The Sixth Regiment of Maine volunteers, commanded by Colonel Abner Knowles, left Portland for the seat of war. The regiment, which has been recruited mainly from the counties of Washington and Penobscot, consists mostly of stout, hardy lumbermen, already inured to hard work and apparently ready for more. Many of the privates measure six feet four. They are uniformed in a similar manner to the other Maine regiments. Each man has an extra fatigue uniform, consisting of gray  pants and shirt, presented to them by various sewing societies. Surgeon-General Garcelon, of Maine, accompanies the regiment to Washington.--Boston Post, July 18.
The following order relative to contraband negroes was issued from the Army Headquarters in Washington:
General Patterson's entire command moved from Bunker Hill, Va., at an early hour this morning, but instead of moving directly towards Winchester it took the road for Charlestown, distant from Bunker Hill about eight miles, and laying at right angles with the Winchester road. The reason of this unexpected move is as follows: Winchester is defended on the north side by a strong breastwork, in the form of the letter V, having the town behind the angle. It cannot be attacked from that side without exposing the soldiers to a heavy and most destructive cross-fire. The side west of the town is defended by a palisade; but the east side is only covered by a veil. On the east side there is also an eminence which commands the town. This eminence has been left unoccupied.--Baltimore American, July 18.

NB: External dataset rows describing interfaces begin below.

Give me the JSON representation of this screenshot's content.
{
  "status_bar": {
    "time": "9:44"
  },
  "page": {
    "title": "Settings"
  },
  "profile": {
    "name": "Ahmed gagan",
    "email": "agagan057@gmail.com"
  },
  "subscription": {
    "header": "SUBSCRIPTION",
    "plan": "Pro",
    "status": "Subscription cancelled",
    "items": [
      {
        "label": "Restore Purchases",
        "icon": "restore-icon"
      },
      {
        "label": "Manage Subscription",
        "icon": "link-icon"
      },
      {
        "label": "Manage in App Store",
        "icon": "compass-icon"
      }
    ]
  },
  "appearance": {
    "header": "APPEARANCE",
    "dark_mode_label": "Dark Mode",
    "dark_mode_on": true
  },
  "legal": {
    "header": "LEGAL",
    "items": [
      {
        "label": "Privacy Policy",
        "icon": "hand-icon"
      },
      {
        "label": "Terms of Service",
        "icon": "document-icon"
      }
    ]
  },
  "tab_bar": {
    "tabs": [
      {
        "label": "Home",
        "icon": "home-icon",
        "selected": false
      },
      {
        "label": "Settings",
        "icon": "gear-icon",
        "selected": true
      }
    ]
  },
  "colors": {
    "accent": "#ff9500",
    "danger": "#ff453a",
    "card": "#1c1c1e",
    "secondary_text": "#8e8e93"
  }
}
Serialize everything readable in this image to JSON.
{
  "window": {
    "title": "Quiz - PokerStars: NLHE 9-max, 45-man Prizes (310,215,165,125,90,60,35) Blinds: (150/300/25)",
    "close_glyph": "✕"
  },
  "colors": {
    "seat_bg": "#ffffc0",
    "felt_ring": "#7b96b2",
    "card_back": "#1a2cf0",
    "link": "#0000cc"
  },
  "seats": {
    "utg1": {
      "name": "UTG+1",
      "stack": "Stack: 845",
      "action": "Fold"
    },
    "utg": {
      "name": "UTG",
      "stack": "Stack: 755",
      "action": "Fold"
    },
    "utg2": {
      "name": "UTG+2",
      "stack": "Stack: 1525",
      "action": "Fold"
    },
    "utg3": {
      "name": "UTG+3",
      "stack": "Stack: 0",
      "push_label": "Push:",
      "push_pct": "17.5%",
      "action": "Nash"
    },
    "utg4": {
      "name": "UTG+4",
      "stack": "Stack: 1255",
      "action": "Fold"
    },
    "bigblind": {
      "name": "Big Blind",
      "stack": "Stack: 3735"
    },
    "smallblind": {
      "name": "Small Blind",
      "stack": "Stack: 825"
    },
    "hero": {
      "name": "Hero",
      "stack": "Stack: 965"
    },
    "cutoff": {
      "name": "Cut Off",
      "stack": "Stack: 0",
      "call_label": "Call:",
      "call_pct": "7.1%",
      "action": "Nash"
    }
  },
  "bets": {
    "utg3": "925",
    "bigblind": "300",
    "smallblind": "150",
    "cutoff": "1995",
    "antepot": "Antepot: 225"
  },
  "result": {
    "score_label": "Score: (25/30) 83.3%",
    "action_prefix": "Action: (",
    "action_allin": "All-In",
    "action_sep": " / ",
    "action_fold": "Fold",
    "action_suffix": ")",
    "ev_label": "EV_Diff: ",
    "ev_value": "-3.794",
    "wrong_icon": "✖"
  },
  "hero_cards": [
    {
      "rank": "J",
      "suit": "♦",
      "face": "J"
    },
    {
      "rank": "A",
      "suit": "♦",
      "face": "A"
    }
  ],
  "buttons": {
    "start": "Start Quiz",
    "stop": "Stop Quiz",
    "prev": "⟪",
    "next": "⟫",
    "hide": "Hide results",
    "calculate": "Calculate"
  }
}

The Twelfth Ohio Regiment, two companies of the Twenty-first Ohio and a battery of light artillery, attacked the rebels at a place called Scarytown, on the Kanawha River, Va., and were repulsed with a loss of thirty killed and wounded.--(Doc. 99.)